Instead of moving our clocks forward an hour (to go to Double Daylight Savings Time), we fell back an hour. Wonder whose idea that was ? I'm of the opinion that daylight at the end of the day is better than in the beginning of the day. It's hard enough to just wake up in the mornings. Have you ever tried to get out the door 15 minutes earlier ? 'cause in order to do that you have to allow an extra hour. I try to do my household duties during the weekdays, so as to leave the weekends free for scooting. We moved our clocks back last Sunday, and now it is dark to and from work. I've been trying to give our lawn that "one last" cut of the year. It looks like I will have to make sure my flashlight has a huge battery so I can see where I'm cutting.
It's been a frustrating past few days. Late last week I had a minor problem with my computer so a friend said he would take a look at it. I purchased an external DVD writer for my netBook and the Nero software locked up. I attempted to un-install it but it appeared that one component was still trying to load up on boot up, thus giving an error. Not really a big deal, but the error screen always came on so you had to click the "OK" button. I tried to find the startup script to disable it but being computer illiterate as I am, I have to rely on someone else to help me out. Anyway, long story short, I came home with the computer on Friday evening and could not get it to log onto the internet. Thus no BLOG updates for a few days. But all is back to normal. My netBook is a great little machine. It is small with a 8.9" screen great for travelling or being on the move, as well as being a backup computer for surfing the web.
Saturday was a great day for scooting . . .


On the way home from Breakfast with the guys, I took a little detour through Queen Elizabeth Park. There is a Ring road that circles around and passes by a little lake. The locals call this park, "Little Mountain" and it is the reservoir for the City of Vancouver, being the highest hill in the city. The main reservoir at the top used to be OPEN, but now it is covered with a parking lot on top, Restaurant and viewpoint of the city, as well as a few walk ways (walking paths) .

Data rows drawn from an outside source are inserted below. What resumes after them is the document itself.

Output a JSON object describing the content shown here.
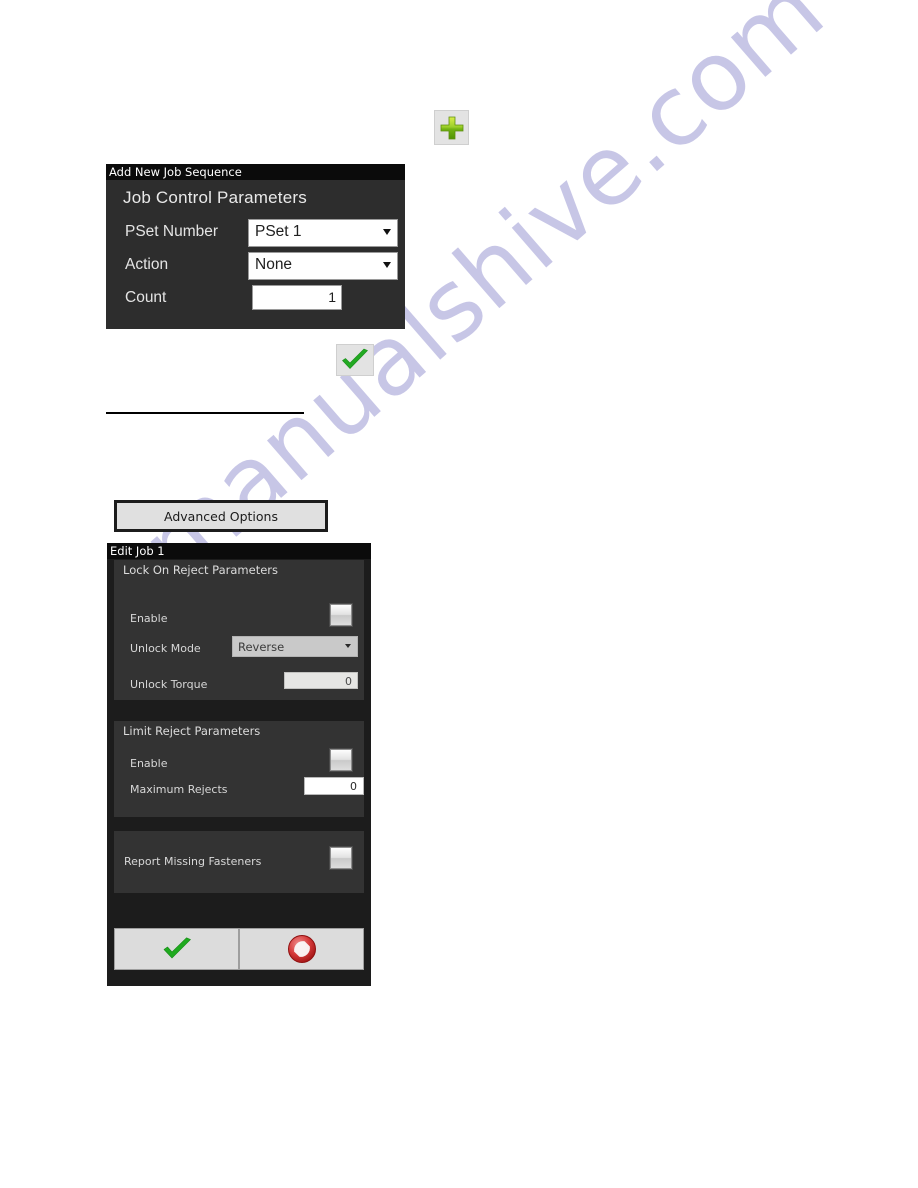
{
  "page": {
    "watermark_text": "manualshive.com",
    "watermark_color": "#3a36a8",
    "background_color": "#ffffff"
  },
  "toolbar": {
    "add_button": {
      "icon": "plus-icon",
      "tooltip": "Add"
    },
    "confirm_button": {
      "icon": "green-check-icon",
      "tooltip": "Confirm"
    }
  },
  "advanced_options_button": {
    "label": "Advanced Options"
  },
  "add_job_dialog": {
    "title": "Add New Job Sequence",
    "section_heading": "Job Control Parameters",
    "fields": [
      {
        "label": "PSet Number",
        "type": "dropdown",
        "value": "PSet 1"
      },
      {
        "label": "Action",
        "type": "dropdown",
        "value": "None"
      },
      {
        "label": "Count",
        "type": "number",
        "value": "1"
      }
    ]
  },
  "edit_job_dialog": {
    "title": "Edit Job 1",
    "sections": [
      {
        "heading": "Lock On Reject Parameters",
        "fields": [
          {
            "label": "Enable",
            "type": "checkbox",
            "checked": false
          },
          {
            "label": "Unlock Mode",
            "type": "dropdown",
            "value": "Reverse"
          },
          {
            "label": "Unlock Torque",
            "type": "number",
            "value": "0"
          }
        ]
      },
      {
        "heading": "Limit Reject Parameters",
        "fields": [
          {
            "label": "Enable",
            "type": "checkbox",
            "checked": false
          },
          {
            "label": "Maximum Rejects",
            "type": "number",
            "value": "0"
          }
        ]
      },
      {
        "heading": "",
        "fields": [
          {
            "label": "Report Missing Fasteners",
            "type": "checkbox",
            "checked": false
          }
        ]
      }
    ],
    "footer": {
      "accept": {
        "icon": "green-check-icon"
      },
      "cancel": {
        "icon": "red-deny-icon"
      }
    }
  },
  "colors": {
    "panel_dark": "#2d2d2d",
    "panel_darker": "#1c1c1c",
    "card_gray": "#333333",
    "title_bar": "#0b0b0b",
    "accent_green": "#2ea02e",
    "accent_red": "#c22a2a",
    "button_face": "#e0e0e0"
  }
}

There are lots of ducks begging for food, and there are some small fish in the lake, goldfish size so you would need a lot of them to make a meal. Just as I got there I wanted to take a picture of the scoot under the large flowing willow tree, but a father and son got there just before me so I had to change my angle a bit. You are able to see a bit of his red jacket, on the left.


I don't live very far from the Park so took the scenic way home. You have to be very careful this time of year and watch out for all those leaves on the ground as they are slick as grease.

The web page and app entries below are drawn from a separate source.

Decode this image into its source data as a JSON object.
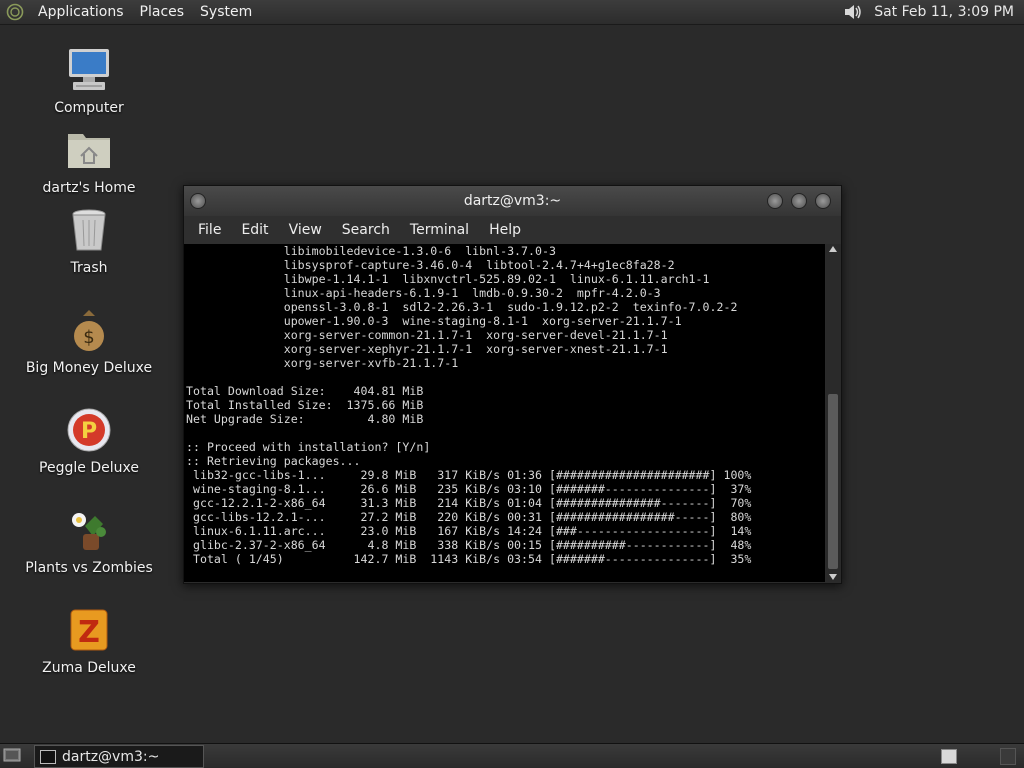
{
  "top_panel": {
    "menus": [
      "Applications",
      "Places",
      "System"
    ],
    "clock": "Sat Feb 11,  3:09 PM"
  },
  "desktop_icons": [
    {
      "label": "Computer",
      "icon": "computer-icon"
    },
    {
      "label": "dartz's Home",
      "icon": "home-folder-icon"
    },
    {
      "label": "Trash",
      "icon": "trash-icon"
    },
    {
      "label": "Big Money Deluxe",
      "icon": "money-bag-icon"
    },
    {
      "label": "Peggle Deluxe",
      "icon": "peggle-icon"
    },
    {
      "label": "Plants vs Zombies",
      "icon": "plants-vs-zombies-icon"
    },
    {
      "label": "Zuma Deluxe",
      "icon": "zuma-icon"
    }
  ],
  "terminal": {
    "title": "dartz@vm3:~",
    "menus": [
      "File",
      "Edit",
      "View",
      "Search",
      "Terminal",
      "Help"
    ],
    "lines": [
      "              libimobiledevice-1.3.0-6  libnl-3.7.0-3",
      "              libsysprof-capture-3.46.0-4  libtool-2.4.7+4+g1ec8fa28-2",
      "              libwpe-1.14.1-1  libxnvctrl-525.89.02-1  linux-6.1.11.arch1-1",
      "              linux-api-headers-6.1.9-1  lmdb-0.9.30-2  mpfr-4.2.0-3",
      "              openssl-3.0.8-1  sdl2-2.26.3-1  sudo-1.9.12.p2-2  texinfo-7.0.2-2",
      "              upower-1.90.0-3  wine-staging-8.1-1  xorg-server-21.1.7-1",
      "              xorg-server-common-21.1.7-1  xorg-server-devel-21.1.7-1",
      "              xorg-server-xephyr-21.1.7-1  xorg-server-xnest-21.1.7-1",
      "              xorg-server-xvfb-21.1.7-1",
      "",
      "Total Download Size:    404.81 MiB",
      "Total Installed Size:  1375.66 MiB",
      "Net Upgrade Size:         4.80 MiB",
      "",
      ":: Proceed with installation? [Y/n]",
      ":: Retrieving packages...",
      " lib32-gcc-libs-1...     29.8 MiB   317 KiB/s 01:36 [######################] 100%",
      " wine-staging-8.1...     26.6 MiB   235 KiB/s 03:10 [#######---------------]  37%",
      " gcc-12.2.1-2-x86_64     31.3 MiB   214 KiB/s 01:04 [###############-------]  70%",
      " gcc-libs-12.2.1-...     27.2 MiB   220 KiB/s 00:31 [#################-----]  80%",
      " linux-6.1.11.arc...     23.0 MiB   167 KiB/s 14:24 [###-------------------]  14%",
      " glibc-2.37-2-x86_64      4.8 MiB   338 KiB/s 00:15 [##########------------]  48%",
      " Total ( 1/45)          142.7 MiB  1143 KiB/s 03:54 [#######---------------]  35%"
    ]
  },
  "taskbar": {
    "task_label": "dartz@vm3:~"
  }
}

Right now we are in-between storms. Lots of rain & wind were forecast for this particular afternoon, but so far the weather has been clear. Just a few spits of rain but you can definitely feel Fall in the air.